Ephron relates that for 55 minutes on the phone, Obama first reasoned with and then pressured Abbas to withdraw the resolution. Then the American president politely made what Abbas describes as a “list of sanctions” Palestinians would endure if the vote went ahead. After informing Obama that he would not withdraw the resolution, Clinton followed up with a 30-minute exhortation of her own. More pressure followed. Lower-level US officials also phoned several influential Palestinian figures in Ramallah and asked them to use their sway over the Palestinian leader.
This account by Ephron provides a number of clues to why Abbas may have accepted some of Hamas’ key demands in order to reconcile and forge a new unity to advance Palestine’s quest for freedom and justice. The agreement has been hailed by both sides as “historic” while predictably the Netanyahu regime has reacted with bitter hostility. He has issued an ultimatum to Abbas to choose between Hamas or Israel.
It is clear that neither Israel nor the Obama administration will tolerate Hamas’ ascendancy given their enormous efforts to destroy and annihilate the Islamic movement’s unyielding commitment to free Palestine.
While the prospect for change in the matrix of Israel/Palestine politics is inevitable, it remains to be seen whether Abbas and his Fatah movement will be able to sustain this agreement in the face of pressure and the range of dirty tactics including blackmail deployed by the US and Israel. Meanwhile, there was some good news for Gaza. On April 28, Egyptian Foreign Minister Nabil al-Araby told al-Jazeera television that his government had decided to lift the Israeli blockade of Gaza. Not only people but also goods would pass through freely. Both the US and the European Union (EU) have criticized Egypt’s announcement and said this violates the agreement Cairo had reached with them. One wonders what kind of an agreement is it that would starve innocent people, including children to death in Gaza to appease the Zionist entity.
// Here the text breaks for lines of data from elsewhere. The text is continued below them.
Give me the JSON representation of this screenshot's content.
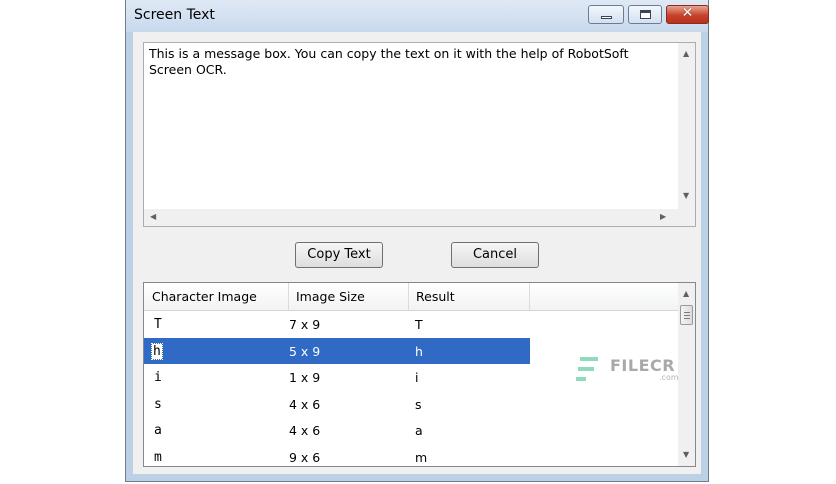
{
  "window": {
    "title": "Screen Text",
    "close_glyph": "✕"
  },
  "textbox": {
    "content": "This is a message box. You can copy the text on it with the help of RobotSoft Screen OCR."
  },
  "buttons": {
    "copy_label": "Copy Text",
    "cancel_label": "Cancel"
  },
  "list": {
    "columns": [
      "Character Image",
      "Image Size",
      "Result"
    ],
    "rows": [
      {
        "image": "T",
        "size": "7 x 9",
        "result": "T"
      },
      {
        "image": "h",
        "size": "5 x 9",
        "result": "h",
        "selected": true
      },
      {
        "image": "i",
        "size": "1 x 9",
        "result": "i"
      },
      {
        "image": "s",
        "size": "4 x 6",
        "result": "s"
      },
      {
        "image": "a",
        "size": "4 x 6",
        "result": "a"
      },
      {
        "image": "m",
        "size": "9 x 6",
        "result": "m"
      }
    ]
  },
  "watermark": {
    "brand": "FILECR",
    "suffix": ".com"
  },
  "colors": {
    "selection": "#316ac5",
    "title_bar": "#c8d9ec",
    "close_button": "#c5432b",
    "watermark_green": "#7fd4b0"
  },
  "icons": [
    "minimize-icon",
    "maximize-icon",
    "close-icon",
    "scroll-up-icon",
    "scroll-down-icon",
    "scroll-left-icon",
    "scroll-right-icon"
  ]
}
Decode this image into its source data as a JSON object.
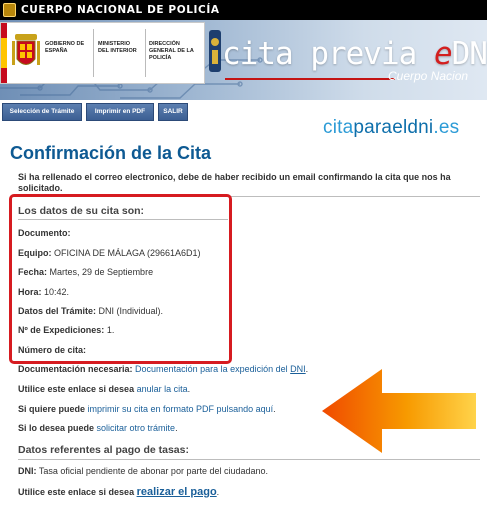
{
  "header": {
    "top_title": "CUERPO NACIONAL DE POLICÍA",
    "gov_label": "GOBIERNO DE ESPAÑA",
    "ministry": "MINISTERIO DEL INTERIOR",
    "directorate": "DIRECCIÓN GENERAL DE LA POLICÍA",
    "app_title_prefix": "cita previa ",
    "app_title_e": "e",
    "app_title_suffix": "DNI-Pas",
    "subtitle": "Cuerpo Nacion"
  },
  "toolbar": {
    "tramite_label": "Selección de Trámite",
    "pdf_label": "Imprimir en PDF",
    "exit_label": "SALIR"
  },
  "logo": {
    "part1": "cita",
    "part2": "paraeldni",
    "part3": ".es"
  },
  "page": {
    "title": "Confirmación de la Cita",
    "intro": "Si ha rellenado el correo electronico, debe de haber recibido un email confirmando la cita que nos ha solicitado."
  },
  "appointment": {
    "heading": "Los datos de su cita son:",
    "documento_label": "Documento:",
    "equipo_label": "Equipo:",
    "equipo_value": " OFICINA DE MÁLAGA (29661A6D1)",
    "fecha_label": "Fecha:",
    "fecha_value": " Martes, 29 de Septiembre",
    "hora_label": "Hora:",
    "hora_value": " 10:42.",
    "tramite_label": "Datos del Trámite:",
    "tramite_value": " DNI (Individual).",
    "expediciones_label": "Nº de Expediciones:",
    "expediciones_value": " 1.",
    "numero_label": "Número de cita:"
  },
  "links": {
    "doc_label": "Documentación necesaria:",
    "doc_link_prefix": " Documentación para la expedición del ",
    "doc_link_dni": "DNI",
    "doc_end": ".",
    "cancel_text": "Utilice este enlace si desea ",
    "cancel_link": "anular la cita",
    "cancel_end": ".",
    "print_text": "Si quiere puede ",
    "print_link": "imprimir su cita en formato PDF pulsando aquí",
    "print_end": ".",
    "other_text": "Si lo desea puede ",
    "other_link": "solicitar otro trámite",
    "other_end": "."
  },
  "fees": {
    "heading": "Datos referentes al pago de tasas:",
    "dni_label": "DNI:",
    "dni_value": " Tasa oficial pendiente de abonar por parte del ciudadano.",
    "pay_text": "Utilice este enlace si desea ",
    "pay_link": "realizar el pago",
    "pay_end": "."
  },
  "colors": {
    "brand_blue": "#0e5a93",
    "highlight_red": "#d61b20",
    "arrow_orange": "#f5a000"
  },
  "icons": [
    "seal-icon",
    "coat-of-arms-icon",
    "police-badge-icon",
    "arrow-icon"
  ]
}
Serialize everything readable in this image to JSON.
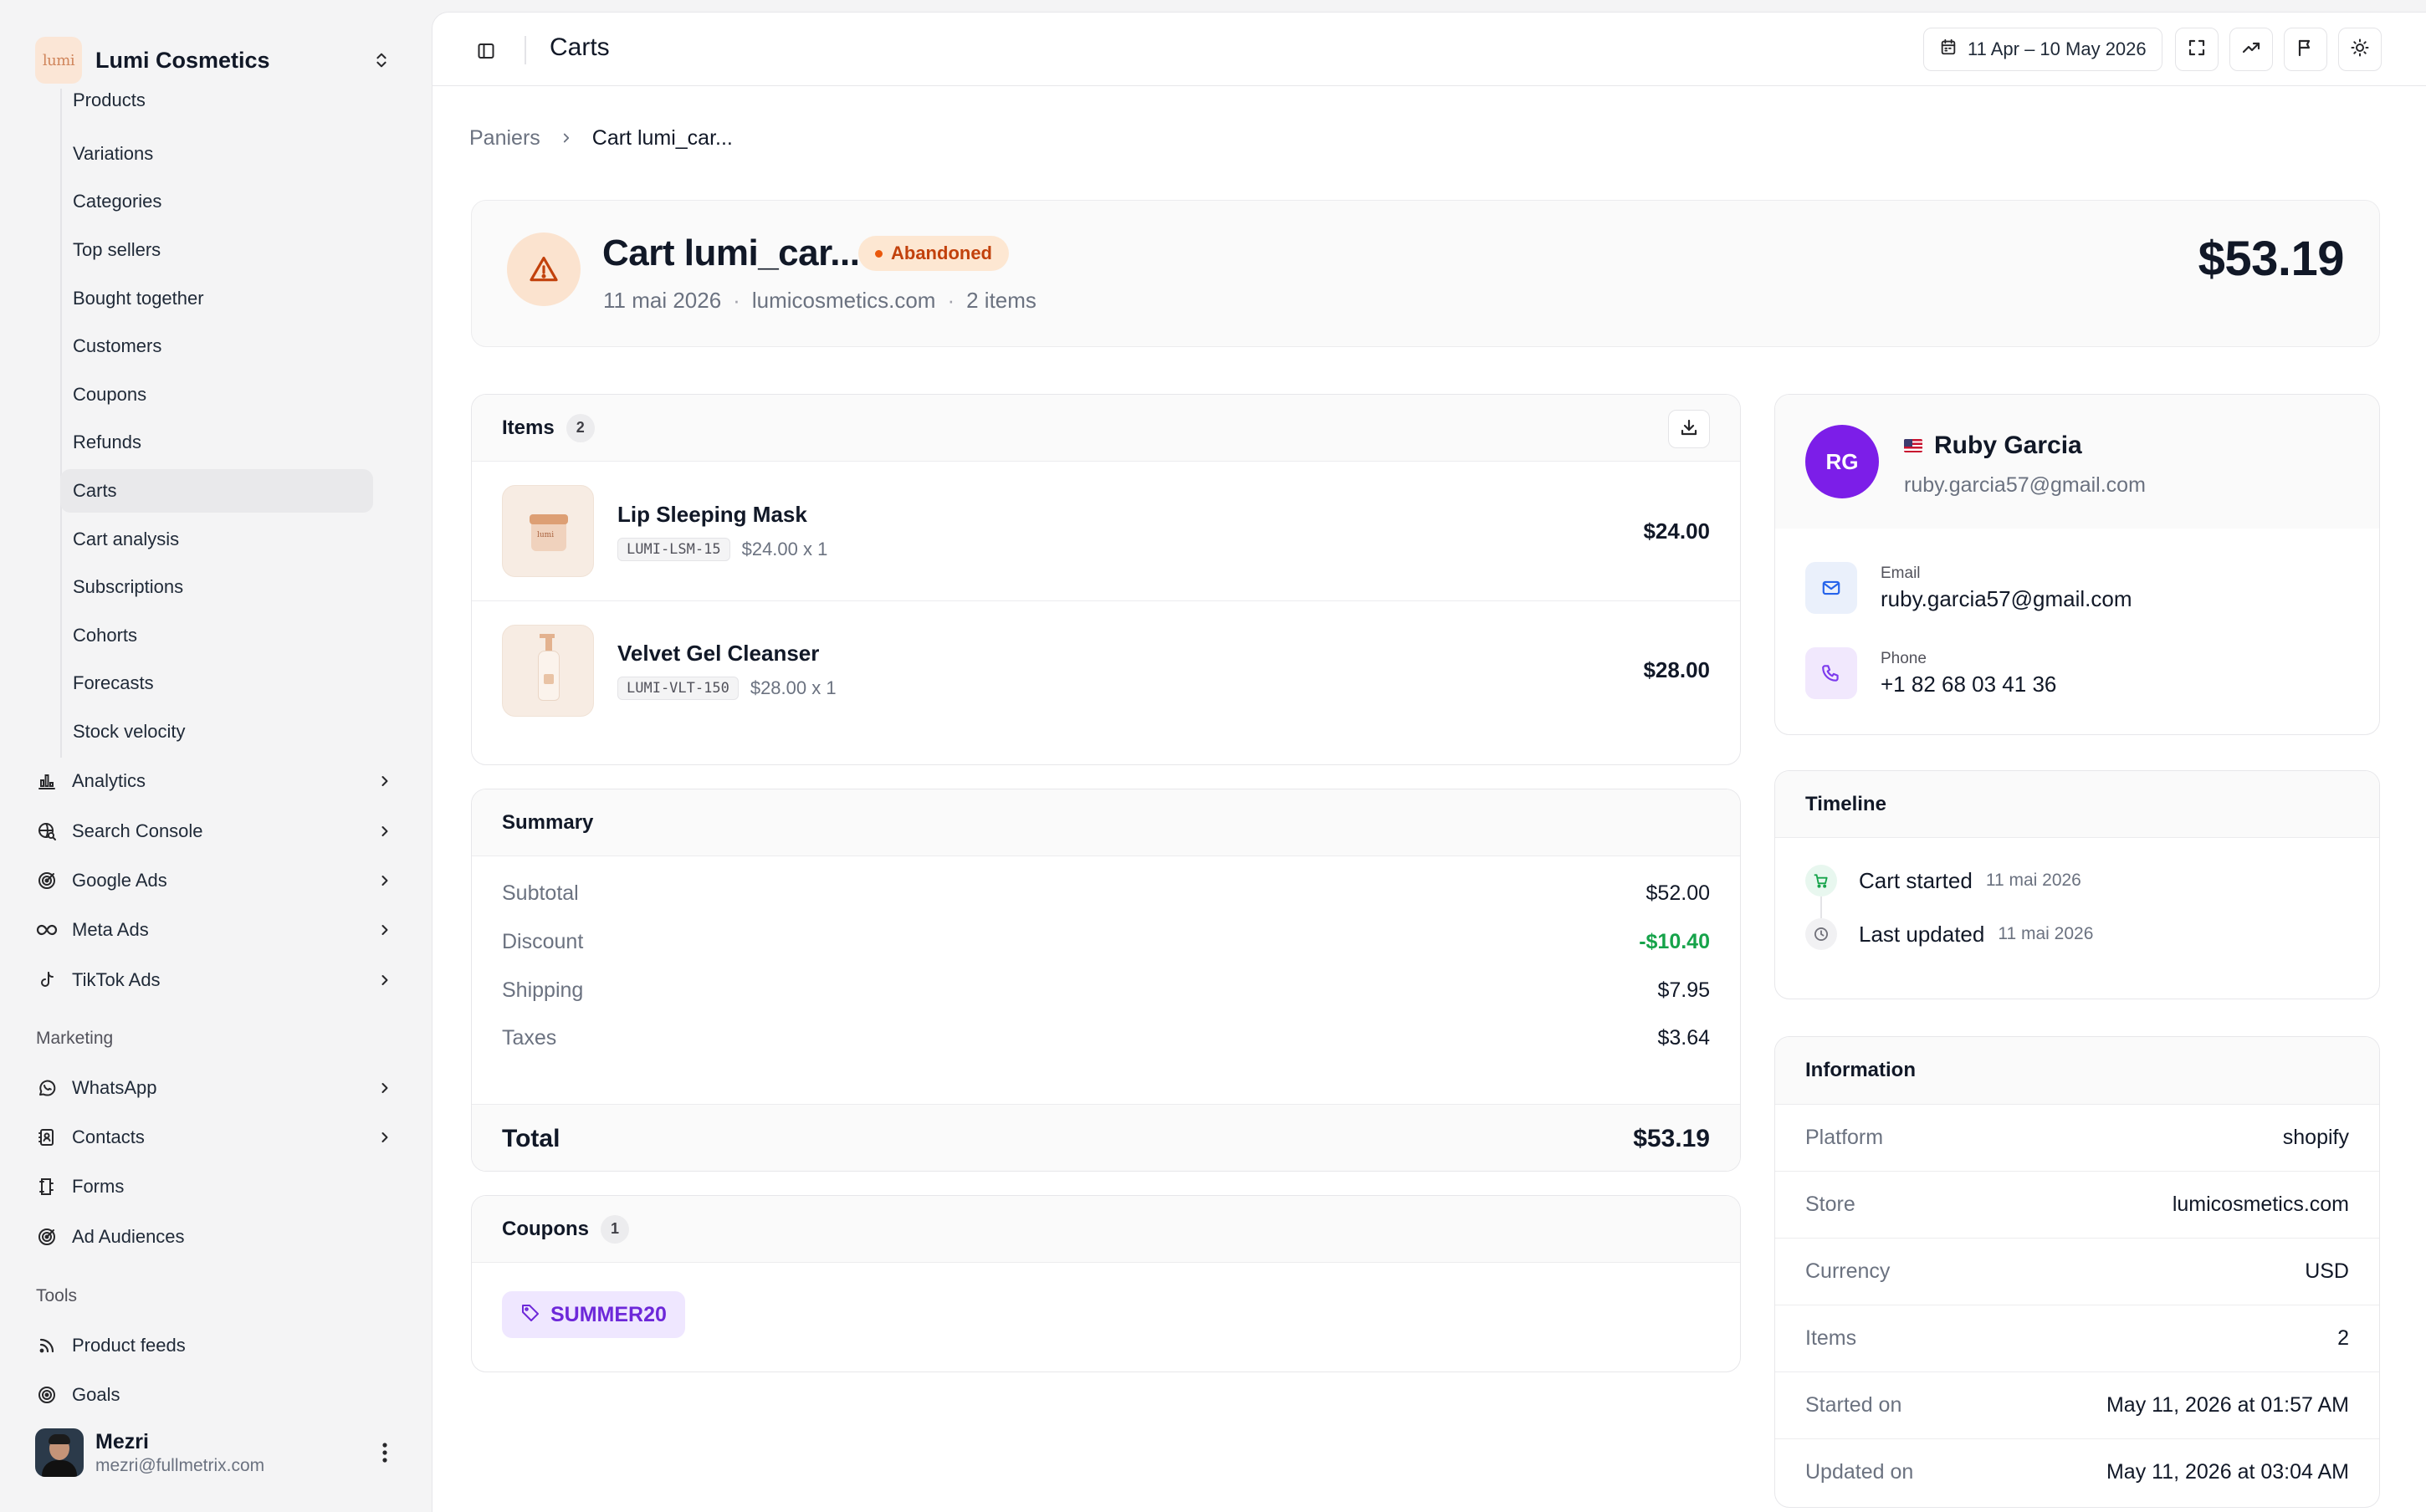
{
  "app": {
    "brand_logo_text": "lumi",
    "brand_name": "Lumi Cosmetics"
  },
  "sidebar": {
    "sub_items": [
      {
        "label": "Products"
      },
      {
        "label": "Variations"
      },
      {
        "label": "Categories"
      },
      {
        "label": "Top sellers"
      },
      {
        "label": "Bought together"
      },
      {
        "label": "Customers"
      },
      {
        "label": "Coupons"
      },
      {
        "label": "Refunds"
      },
      {
        "label": "Carts",
        "active": true
      },
      {
        "label": "Cart analysis"
      },
      {
        "label": "Subscriptions"
      },
      {
        "label": "Cohorts"
      },
      {
        "label": "Forecasts"
      },
      {
        "label": "Stock velocity"
      }
    ],
    "groups": [
      {
        "label": "Analytics",
        "icon": "bar-chart-icon"
      },
      {
        "label": "Search Console",
        "icon": "globe-search-icon"
      },
      {
        "label": "Google Ads",
        "icon": "target-icon"
      },
      {
        "label": "Meta Ads",
        "icon": "infinity-icon"
      },
      {
        "label": "TikTok Ads",
        "icon": "tiktok-icon"
      }
    ],
    "marketing_title": "Marketing",
    "marketing": [
      {
        "label": "WhatsApp",
        "icon": "whatsapp-icon"
      },
      {
        "label": "Contacts",
        "icon": "contacts-book-icon"
      },
      {
        "label": "Forms",
        "icon": "form-icon"
      },
      {
        "label": "Ad Audiences",
        "icon": "audience-target-icon"
      }
    ],
    "tools_title": "Tools",
    "tools": [
      {
        "label": "Product feeds",
        "icon": "rss-icon"
      },
      {
        "label": "Goals",
        "icon": "goal-icon"
      }
    ],
    "user": {
      "name": "Mezri",
      "email": "mezri@fullmetrix.com"
    }
  },
  "topbar": {
    "title": "Carts",
    "date_range": "11 Apr – 10 May 2026"
  },
  "breadcrumb": {
    "root": "Paniers",
    "current": "Cart lumi_car..."
  },
  "cart": {
    "title": "Cart lumi_car...",
    "status": "Abandoned",
    "date": "11 mai 2026",
    "store": "lumicosmetics.com",
    "items_count_text": "2 items",
    "total": "$53.19"
  },
  "items_card": {
    "title": "Items",
    "count": "2",
    "items": [
      {
        "name": "Lip Sleeping Mask",
        "sku": "LUMI-LSM-15",
        "qty": "$24.00 x 1",
        "price": "$24.00"
      },
      {
        "name": "Velvet Gel Cleanser",
        "sku": "LUMI-VLT-150",
        "qty": "$28.00 x 1",
        "price": "$28.00"
      }
    ]
  },
  "summary": {
    "title": "Summary",
    "rows": [
      {
        "label": "Subtotal",
        "value": "$52.00"
      },
      {
        "label": "Discount",
        "value": "-$10.40"
      },
      {
        "label": "Shipping",
        "value": "$7.95"
      },
      {
        "label": "Taxes",
        "value": "$3.64"
      }
    ],
    "total_label": "Total",
    "total_value": "$53.19"
  },
  "coupons": {
    "title": "Coupons",
    "count": "1",
    "code": "SUMMER20"
  },
  "customer": {
    "initials": "RG",
    "name": "Ruby Garcia",
    "email": "ruby.garcia57@gmail.com",
    "email_label": "Email",
    "email_value": "ruby.garcia57@gmail.com",
    "phone_label": "Phone",
    "phone_value": "+1 82 68 03 41 36"
  },
  "timeline": {
    "title": "Timeline",
    "events": [
      {
        "label": "Cart started",
        "date": "11 mai 2026"
      },
      {
        "label": "Last updated",
        "date": "11 mai 2026"
      }
    ]
  },
  "information": {
    "title": "Information",
    "rows": [
      {
        "label": "Platform",
        "value": "shopify"
      },
      {
        "label": "Store",
        "value": "lumicosmetics.com"
      },
      {
        "label": "Currency",
        "value": "USD"
      },
      {
        "label": "Items",
        "value": "2"
      },
      {
        "label": "Started on",
        "value": "May 11, 2026 at 01:57 AM"
      },
      {
        "label": "Updated on",
        "value": "May 11, 2026 at 03:04 AM"
      }
    ]
  },
  "colors": {
    "accent_purple": "#7c1ee8",
    "status_orange": "#c2410c",
    "discount_green": "#16a34a"
  }
}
The US has threatened to cut off all funding to the Palestinian Authority. Such poisoned money was meant to keep the Palestinians divided and therefore, weak.
It is clear, neither the US nor the EU have woken up to the new reality in the region.